- What the task asks
Restate every record exactly as it is written, while omitting the pictures it holds.

** Data follows **

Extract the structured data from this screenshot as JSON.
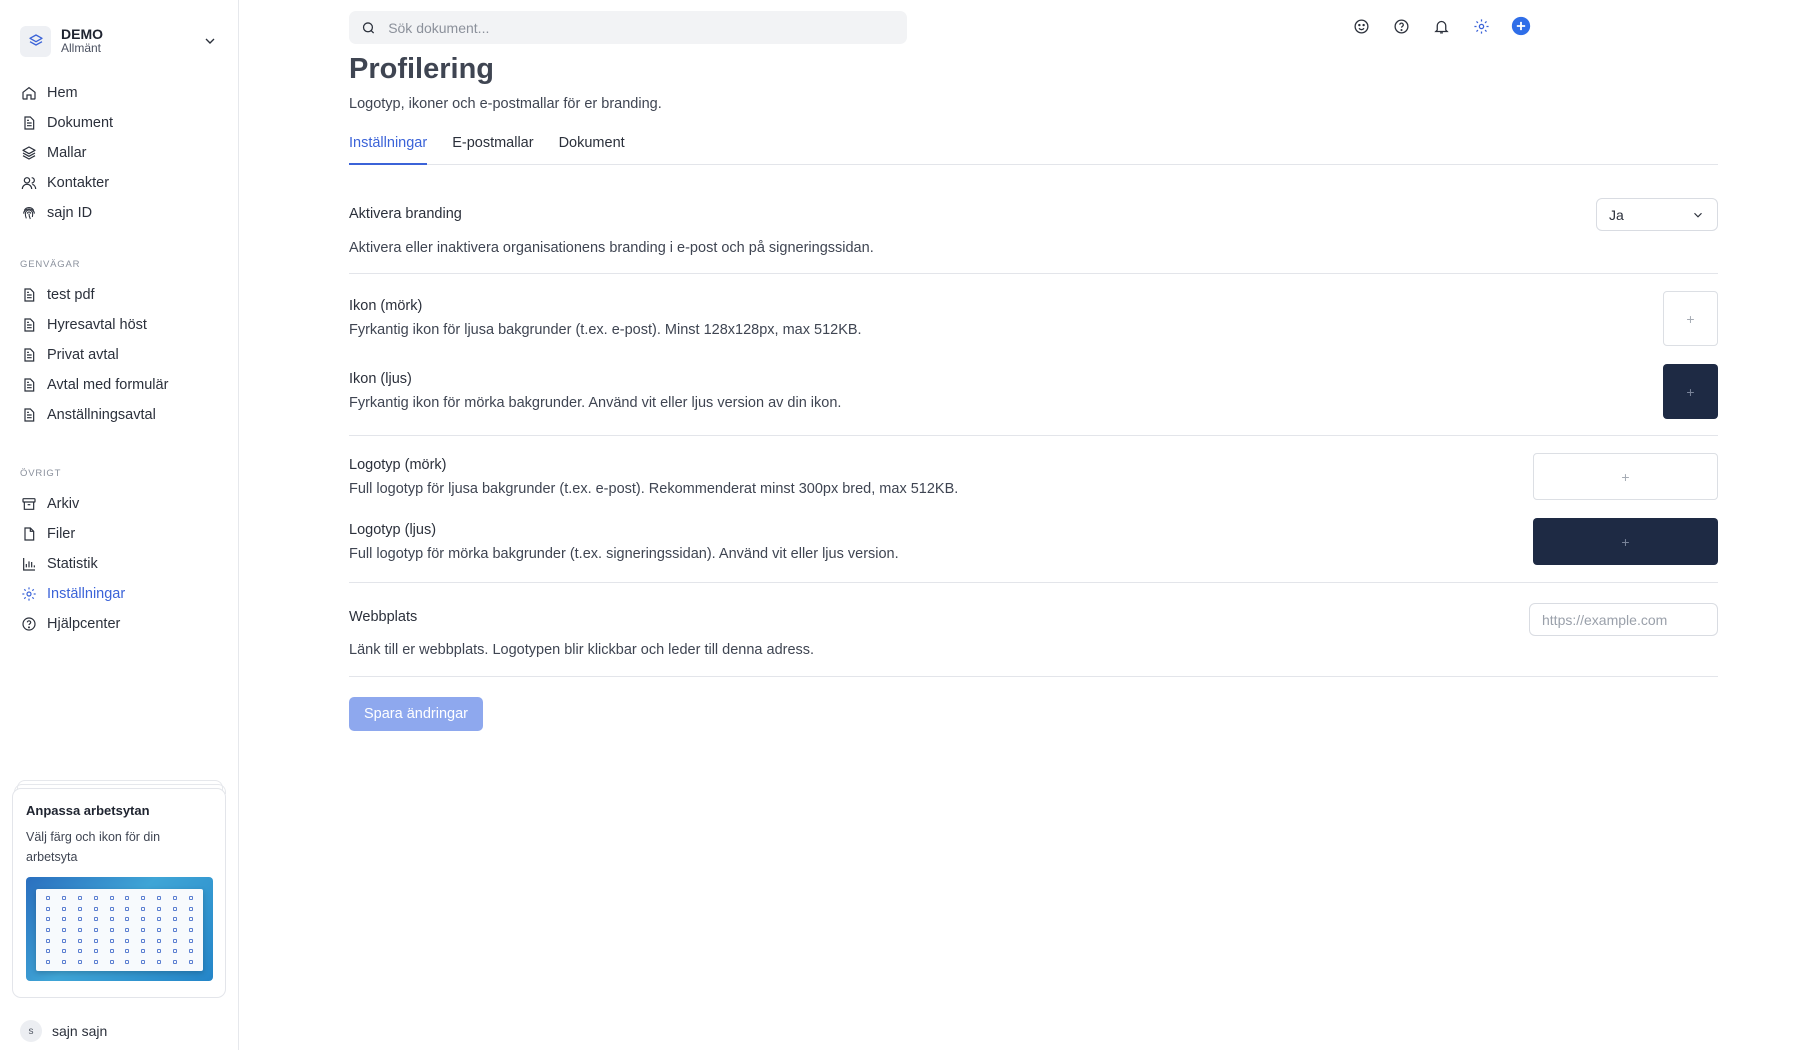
{
  "workspace": {
    "name": "DEMO",
    "subtitle": "Allmänt"
  },
  "nav_main": [
    {
      "label": "Hem",
      "icon": "home-icon"
    },
    {
      "label": "Dokument",
      "icon": "document-icon"
    },
    {
      "label": "Mallar",
      "icon": "layers-icon"
    },
    {
      "label": "Kontakter",
      "icon": "users-icon"
    },
    {
      "label": "sajn ID",
      "icon": "fingerprint-icon"
    }
  ],
  "shortcuts": {
    "title": "GENVÄGAR",
    "items": [
      {
        "label": "test pdf"
      },
      {
        "label": "Hyresavtal höst"
      },
      {
        "label": "Privat avtal"
      },
      {
        "label": "Avtal med formulär"
      },
      {
        "label": "Anställningsavtal"
      }
    ]
  },
  "other": {
    "title": "ÖVRIGT",
    "items": [
      {
        "label": "Arkiv",
        "icon": "archive-icon"
      },
      {
        "label": "Filer",
        "icon": "file-icon"
      },
      {
        "label": "Statistik",
        "icon": "chart-icon"
      },
      {
        "label": "Inställningar",
        "icon": "gear-icon",
        "active": true
      },
      {
        "label": "Hjälpcenter",
        "icon": "help-icon"
      }
    ]
  },
  "promo": {
    "title": "Anpassa arbetsytan",
    "text": "Välj färg och ikon för din arbetsyta"
  },
  "user": {
    "initial": "s",
    "name": "sajn sajn"
  },
  "search": {
    "placeholder": "Sök dokument..."
  },
  "page": {
    "title": "Profilering",
    "subtitle": "Logotyp, ikoner och e-postmallar för er branding."
  },
  "tabs": [
    {
      "label": "Inställningar",
      "active": true
    },
    {
      "label": "E-postmallar"
    },
    {
      "label": "Dokument"
    }
  ],
  "branding": {
    "label": "Aktivera branding",
    "value": "Ja",
    "desc": "Aktivera eller inaktivera organisationens branding i e-post och på signeringssidan."
  },
  "icon_dark": {
    "label": "Ikon (mörk)",
    "desc": "Fyrkantig ikon för ljusa bakgrunder (t.ex. e-post). Minst 128x128px, max 512KB."
  },
  "icon_light": {
    "label": "Ikon (ljus)",
    "desc": "Fyrkantig ikon för mörka bakgrunder. Använd vit eller ljus version av din ikon."
  },
  "logo_dark": {
    "label": "Logotyp (mörk)",
    "desc": "Full logotyp för ljusa bakgrunder (t.ex. e-post). Rekommenderat minst 300px bred, max 512KB."
  },
  "logo_light": {
    "label": "Logotyp (ljus)",
    "desc": "Full logotyp för mörka bakgrunder (t.ex. signeringssidan). Använd vit eller ljus version."
  },
  "upload_symbol": "+",
  "website": {
    "label": "Webbplats",
    "placeholder": "https://example.com",
    "desc": "Länk till er webbplats. Logotypen blir klickbar och leder till denna adress."
  },
  "save_label": "Spara ändringar",
  "colors": {
    "accent": "#3b63d8",
    "save_button": "#8ea8ee",
    "dark_upload": "#1e2a44"
  }
}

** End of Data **

- Solution to the problem
Extract the structured data from this screenshot as JSON.
{
  "workspace": {
    "name": "DEMO",
    "subtitle": "Allmänt"
  },
  "nav_main": [
    {
      "label": "Hem",
      "icon": "home-icon"
    },
    {
      "label": "Dokument",
      "icon": "document-icon"
    },
    {
      "label": "Mallar",
      "icon": "layers-icon"
    },
    {
      "label": "Kontakter",
      "icon": "users-icon"
    },
    {
      "label": "sajn ID",
      "icon": "fingerprint-icon"
    }
  ],
  "shortcuts": {
    "title": "GENVÄGAR",
    "items": [
      {
        "label": "test pdf"
      },
      {
        "label": "Hyresavtal höst"
      },
      {
        "label": "Privat avtal"
      },
      {
        "label": "Avtal med formulär"
      },
      {
        "label": "Anställningsavtal"
      }
    ]
  },
  "other": {
    "title": "ÖVRIGT",
    "items": [
      {
        "label": "Arkiv",
        "icon": "archive-icon"
      },
      {
        "label": "Filer",
        "icon": "file-icon"
      },
      {
        "label": "Statistik",
        "icon": "chart-icon"
      },
      {
        "label": "Inställningar",
        "icon": "gear-icon",
        "active": true
      },
      {
        "label": "Hjälpcenter",
        "icon": "help-icon"
      }
    ]
  },
  "promo": {
    "title": "Anpassa arbetsytan",
    "text": "Välj färg och ikon för din arbetsyta"
  },
  "user": {
    "initial": "s",
    "name": "sajn sajn"
  },
  "search": {
    "placeholder": "Sök dokument..."
  },
  "page": {
    "title": "Profilering",
    "subtitle": "Logotyp, ikoner och e-postmallar för er branding."
  },
  "tabs": [
    {
      "label": "Inställningar",
      "active": true
    },
    {
      "label": "E-postmallar"
    },
    {
      "label": "Dokument"
    }
  ],
  "branding": {
    "label": "Aktivera branding",
    "value": "Ja",
    "desc": "Aktivera eller inaktivera organisationens branding i e-post och på signeringssidan."
  },
  "icon_dark": {
    "label": "Ikon (mörk)",
    "desc": "Fyrkantig ikon för ljusa bakgrunder (t.ex. e-post). Minst 128x128px, max 512KB."
  },
  "icon_light": {
    "label": "Ikon (ljus)",
    "desc": "Fyrkantig ikon för mörka bakgrunder. Använd vit eller ljus version av din ikon."
  },
  "logo_dark": {
    "label": "Logotyp (mörk)",
    "desc": "Full logotyp för ljusa bakgrunder (t.ex. e-post). Rekommenderat minst 300px bred, max 512KB."
  },
  "logo_light": {
    "label": "Logotyp (ljus)",
    "desc": "Full logotyp för mörka bakgrunder (t.ex. signeringssidan). Använd vit eller ljus version."
  },
  "upload_symbol": "+",
  "website": {
    "label": "Webbplats",
    "placeholder": "https://example.com",
    "desc": "Länk till er webbplats. Logotypen blir klickbar och leder till denna adress."
  },
  "save_label": "Spara ändringar",
  "colors": {
    "accent": "#3b63d8",
    "save_button": "#8ea8ee",
    "dark_upload": "#1e2a44"
  }
}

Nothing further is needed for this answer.